“Whoever it is?” Burt replied incredulously, still visibly upset. “Whoever it is better watch out they don't lose their job by doing crazy stuff like this and causing a commotion in my diner. I don't want anything like this happening again, Jessie. You fly off the handle in front of customers, you come in an hour late at my busiest time, and now you've got women coming in here and accusing you of adultery.”
“Burt, please. You know me. I couldn't do a thing like this,” Jessie pleaded.
“All I know is I'm trying to run a business and this doesn't look good. I'm sorry, Jessie, but you've got one last chance. Anything else and you're out of here.”
“But...” Jessie began.
“I don't want to hear another word. Melanie, you get back to work. There's still a half an hour to the end of your shift and a room full of hungry people. Jessie, you get out of here and the next time you come in, I want a new attitude,” Burt said with a stern face while pointing a finger at her.
Jessie nodded her understanding as Melanie shook her head disapprovingly at her and placed her phone back into her pocket. The two scurried back inside, and Jessie stopped by the back room to collect her things. After removing her apron off, she slipped her cardigan on over her uniform. She began to shove her apron into her bag, and that's when she noticed the assignment she'd spent the previous night slaving away over.
“Shit,” she said under her breath, scolding herself for sleeping through her bus ride into school. She'd worked so hard on it this paper, but since it would be handed in late there would be an automatic decrease in her grade. Any more delays and she was likely to receive a failing grade that would tarnish her otherwise fantastic performance.

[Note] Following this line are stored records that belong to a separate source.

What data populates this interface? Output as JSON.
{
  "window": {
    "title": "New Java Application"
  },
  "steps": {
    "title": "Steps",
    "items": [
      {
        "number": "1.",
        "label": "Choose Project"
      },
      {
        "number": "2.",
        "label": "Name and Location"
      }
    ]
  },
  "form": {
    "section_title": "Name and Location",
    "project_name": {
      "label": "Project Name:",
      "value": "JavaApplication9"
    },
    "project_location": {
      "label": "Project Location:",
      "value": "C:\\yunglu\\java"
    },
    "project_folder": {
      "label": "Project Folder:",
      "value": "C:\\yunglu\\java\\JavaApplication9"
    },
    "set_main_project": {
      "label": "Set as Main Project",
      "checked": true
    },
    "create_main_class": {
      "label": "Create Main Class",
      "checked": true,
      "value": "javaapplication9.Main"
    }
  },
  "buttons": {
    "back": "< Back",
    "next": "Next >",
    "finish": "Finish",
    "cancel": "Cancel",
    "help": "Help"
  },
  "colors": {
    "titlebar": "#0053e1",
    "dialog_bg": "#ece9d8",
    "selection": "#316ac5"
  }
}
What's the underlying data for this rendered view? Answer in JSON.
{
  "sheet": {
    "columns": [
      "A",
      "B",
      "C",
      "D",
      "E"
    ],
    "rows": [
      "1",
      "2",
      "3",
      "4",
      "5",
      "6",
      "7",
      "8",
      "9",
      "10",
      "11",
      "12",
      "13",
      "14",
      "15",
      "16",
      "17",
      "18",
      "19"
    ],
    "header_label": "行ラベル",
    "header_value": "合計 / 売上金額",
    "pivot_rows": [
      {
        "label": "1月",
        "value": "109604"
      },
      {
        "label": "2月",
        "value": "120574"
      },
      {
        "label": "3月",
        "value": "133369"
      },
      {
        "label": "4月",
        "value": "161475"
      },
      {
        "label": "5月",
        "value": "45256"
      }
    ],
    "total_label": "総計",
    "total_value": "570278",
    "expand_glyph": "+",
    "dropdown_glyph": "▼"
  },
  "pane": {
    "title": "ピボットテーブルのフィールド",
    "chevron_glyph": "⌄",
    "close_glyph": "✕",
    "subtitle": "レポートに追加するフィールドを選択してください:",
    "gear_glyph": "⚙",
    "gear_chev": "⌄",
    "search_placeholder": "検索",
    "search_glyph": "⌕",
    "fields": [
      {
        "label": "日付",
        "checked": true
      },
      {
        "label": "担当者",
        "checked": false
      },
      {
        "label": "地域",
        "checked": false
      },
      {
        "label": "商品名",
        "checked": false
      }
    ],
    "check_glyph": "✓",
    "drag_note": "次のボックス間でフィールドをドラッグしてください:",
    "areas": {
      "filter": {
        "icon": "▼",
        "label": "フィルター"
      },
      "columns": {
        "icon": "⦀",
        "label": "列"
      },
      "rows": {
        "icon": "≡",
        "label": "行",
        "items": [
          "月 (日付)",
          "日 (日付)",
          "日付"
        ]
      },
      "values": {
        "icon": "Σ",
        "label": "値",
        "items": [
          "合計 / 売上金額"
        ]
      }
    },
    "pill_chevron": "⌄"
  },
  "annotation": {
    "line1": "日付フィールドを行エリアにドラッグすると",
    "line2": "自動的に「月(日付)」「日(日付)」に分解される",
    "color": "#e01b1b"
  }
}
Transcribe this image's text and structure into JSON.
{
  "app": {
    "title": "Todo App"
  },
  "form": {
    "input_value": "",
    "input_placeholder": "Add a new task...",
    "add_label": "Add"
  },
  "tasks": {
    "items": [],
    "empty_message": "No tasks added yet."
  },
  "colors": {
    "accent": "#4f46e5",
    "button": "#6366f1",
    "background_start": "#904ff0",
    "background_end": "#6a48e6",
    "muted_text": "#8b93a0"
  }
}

Wearily, she got onto the bus and sat through the hour-long journey to her college. The ride gave her plenty of time to reflect on the bizarre events of the day, and she had a plethora of questions she wanted answers to. On the ride back home, she fell asleep on the bus but was lucky enough to wake in time to get off near her apartment building.